**Exercise description**
These entries must be printed again exactly as they are.

**Data listing**
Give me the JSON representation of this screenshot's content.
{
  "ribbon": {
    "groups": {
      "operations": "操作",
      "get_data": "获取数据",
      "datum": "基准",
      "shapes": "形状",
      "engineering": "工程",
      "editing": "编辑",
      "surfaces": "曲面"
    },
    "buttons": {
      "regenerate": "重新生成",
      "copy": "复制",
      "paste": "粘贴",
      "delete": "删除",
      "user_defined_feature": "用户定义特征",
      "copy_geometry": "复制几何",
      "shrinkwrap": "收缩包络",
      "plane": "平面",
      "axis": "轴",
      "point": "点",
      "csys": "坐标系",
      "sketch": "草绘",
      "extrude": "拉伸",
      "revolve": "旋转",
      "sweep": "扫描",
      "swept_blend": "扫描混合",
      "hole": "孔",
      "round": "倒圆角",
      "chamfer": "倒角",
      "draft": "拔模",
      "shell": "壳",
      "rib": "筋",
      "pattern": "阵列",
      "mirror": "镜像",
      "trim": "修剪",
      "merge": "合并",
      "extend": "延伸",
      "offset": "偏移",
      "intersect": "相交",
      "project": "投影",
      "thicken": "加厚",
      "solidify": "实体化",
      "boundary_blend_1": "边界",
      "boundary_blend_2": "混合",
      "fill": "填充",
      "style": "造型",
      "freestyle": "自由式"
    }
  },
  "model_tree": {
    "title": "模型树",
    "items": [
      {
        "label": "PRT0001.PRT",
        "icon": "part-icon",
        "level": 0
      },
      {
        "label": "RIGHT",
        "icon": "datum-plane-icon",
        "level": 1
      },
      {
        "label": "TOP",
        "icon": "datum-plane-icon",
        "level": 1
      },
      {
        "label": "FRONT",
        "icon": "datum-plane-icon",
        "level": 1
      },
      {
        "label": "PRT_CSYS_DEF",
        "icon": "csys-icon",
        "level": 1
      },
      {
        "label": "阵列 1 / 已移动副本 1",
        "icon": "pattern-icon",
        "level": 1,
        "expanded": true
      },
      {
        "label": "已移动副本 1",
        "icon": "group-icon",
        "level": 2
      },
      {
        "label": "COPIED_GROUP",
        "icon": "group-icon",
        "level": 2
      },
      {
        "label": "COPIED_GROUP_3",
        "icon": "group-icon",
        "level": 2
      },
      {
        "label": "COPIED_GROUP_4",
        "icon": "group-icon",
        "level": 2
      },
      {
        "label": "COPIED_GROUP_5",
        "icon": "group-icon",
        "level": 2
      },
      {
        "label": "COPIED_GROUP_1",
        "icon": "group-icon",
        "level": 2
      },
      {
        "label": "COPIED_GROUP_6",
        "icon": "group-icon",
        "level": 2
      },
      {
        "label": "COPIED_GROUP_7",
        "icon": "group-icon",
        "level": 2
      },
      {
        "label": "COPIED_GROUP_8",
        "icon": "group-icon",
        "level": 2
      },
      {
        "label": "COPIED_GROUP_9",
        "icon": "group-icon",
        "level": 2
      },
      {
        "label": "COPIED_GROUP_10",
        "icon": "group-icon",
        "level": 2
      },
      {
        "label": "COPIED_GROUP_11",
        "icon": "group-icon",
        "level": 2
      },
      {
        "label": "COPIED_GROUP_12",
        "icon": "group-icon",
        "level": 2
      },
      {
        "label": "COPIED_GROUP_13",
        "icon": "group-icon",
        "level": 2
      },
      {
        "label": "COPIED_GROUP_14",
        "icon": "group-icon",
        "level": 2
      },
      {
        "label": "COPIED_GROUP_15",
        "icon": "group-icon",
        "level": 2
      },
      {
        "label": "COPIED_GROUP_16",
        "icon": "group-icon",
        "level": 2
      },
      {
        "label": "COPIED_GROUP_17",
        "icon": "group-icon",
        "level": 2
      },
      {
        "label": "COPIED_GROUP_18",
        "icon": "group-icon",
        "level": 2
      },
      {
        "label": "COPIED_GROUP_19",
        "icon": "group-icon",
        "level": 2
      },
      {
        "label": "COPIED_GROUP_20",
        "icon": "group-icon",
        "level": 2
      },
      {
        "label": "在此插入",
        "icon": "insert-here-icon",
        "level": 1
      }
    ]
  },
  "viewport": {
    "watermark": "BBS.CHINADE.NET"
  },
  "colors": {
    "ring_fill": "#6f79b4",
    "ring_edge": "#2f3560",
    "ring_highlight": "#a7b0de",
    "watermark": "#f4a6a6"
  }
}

**Answer box**
Give me the JSON representation of this screenshot's content.
{
  "ribbon": {
    "groups": {
      "operations": "操作",
      "get_data": "获取数据",
      "datum": "基准",
      "shapes": "形状",
      "engineering": "工程",
      "editing": "编辑",
      "surfaces": "曲面"
    },
    "buttons": {
      "regenerate": "重新生成",
      "copy": "复制",
      "paste": "粘贴",
      "delete": "删除",
      "user_defined_feature": "用户定义特征",
      "copy_geometry": "复制几何",
      "shrinkwrap": "收缩包络",
      "plane": "平面",
      "axis": "轴",
      "point": "点",
      "csys": "坐标系",
      "sketch": "草绘",
      "extrude": "拉伸",
      "revolve": "旋转",
      "sweep": "扫描",
      "swept_blend": "扫描混合",
      "hole": "孔",
      "round": "倒圆角",
      "chamfer": "倒角",
      "draft": "拔模",
      "shell": "壳",
      "rib": "筋",
      "pattern": "阵列",
      "mirror": "镜像",
      "trim": "修剪",
      "merge": "合并",
      "extend": "延伸",
      "offset": "偏移",
      "intersect": "相交",
      "project": "投影",
      "thicken": "加厚",
      "solidify": "实体化",
      "boundary_blend_1": "边界",
      "boundary_blend_2": "混合",
      "fill": "填充",
      "style": "造型",
      "freestyle": "自由式"
    }
  },
  "model_tree": {
    "title": "模型树",
    "items": [
      {
        "label": "PRT0001.PRT",
        "icon": "part-icon",
        "level": 0
      },
      {
        "label": "RIGHT",
        "icon": "datum-plane-icon",
        "level": 1
      },
      {
        "label": "TOP",
        "icon": "datum-plane-icon",
        "level": 1
      },
      {
        "label": "FRONT",
        "icon": "datum-plane-icon",
        "level": 1
      },
      {
        "label": "PRT_CSYS_DEF",
        "icon": "csys-icon",
        "level": 1
      },
      {
        "label": "阵列 1 / 已移动副本 1",
        "icon": "pattern-icon",
        "level": 1,
        "expanded": true
      },
      {
        "label": "已移动副本 1",
        "icon": "group-icon",
        "level": 2
      },
      {
        "label": "COPIED_GROUP",
        "icon": "group-icon",
        "level": 2
      },
      {
        "label": "COPIED_GROUP_3",
        "icon": "group-icon",
        "level": 2
      },
      {
        "label": "COPIED_GROUP_4",
        "icon": "group-icon",
        "level": 2
      },
      {
        "label": "COPIED_GROUP_5",
        "icon": "group-icon",
        "level": 2
      },
      {
        "label": "COPIED_GROUP_1",
        "icon": "group-icon",
        "level": 2
      },
      {
        "label": "COPIED_GROUP_6",
        "icon": "group-icon",
        "level": 2
      },
      {
        "label": "COPIED_GROUP_7",
        "icon": "group-icon",
        "level": 2
      },
      {
        "label": "COPIED_GROUP_8",
        "icon": "group-icon",
        "level": 2
      },
      {
        "label": "COPIED_GROUP_9",
        "icon": "group-icon",
        "level": 2
      },
      {
        "label": "COPIED_GROUP_10",
        "icon": "group-icon",
        "level": 2
      },
      {
        "label": "COPIED_GROUP_11",
        "icon": "group-icon",
        "level": 2
      },
      {
        "label": "COPIED_GROUP_12",
        "icon": "group-icon",
        "level": 2
      },
      {
        "label": "COPIED_GROUP_13",
        "icon": "group-icon",
        "level": 2
      },
      {
        "label": "COPIED_GROUP_14",
        "icon": "group-icon",
        "level": 2
      },
      {
        "label": "COPIED_GROUP_15",
        "icon": "group-icon",
        "level": 2
      },
      {
        "label": "COPIED_GROUP_16",
        "icon": "group-icon",
        "level": 2
      },
      {
        "label": "COPIED_GROUP_17",
        "icon": "group-icon",
        "level": 2
      },
      {
        "label": "COPIED_GROUP_18",
        "icon": "group-icon",
        "level": 2
      },
      {
        "label": "COPIED_GROUP_19",
        "icon": "group-icon",
        "level": 2
      },
      {
        "label": "COPIED_GROUP_20",
        "icon": "group-icon",
        "level": 2
      },
      {
        "label": "在此插入",
        "icon": "insert-here-icon",
        "level": 1
      }
    ]
  },
  "viewport": {
    "watermark": "BBS.CHINADE.NET"
  },
  "colors": {
    "ring_fill": "#6f79b4",
    "ring_edge": "#2f3560",
    "ring_highlight": "#a7b0de",
    "watermark": "#f4a6a6"
  }
}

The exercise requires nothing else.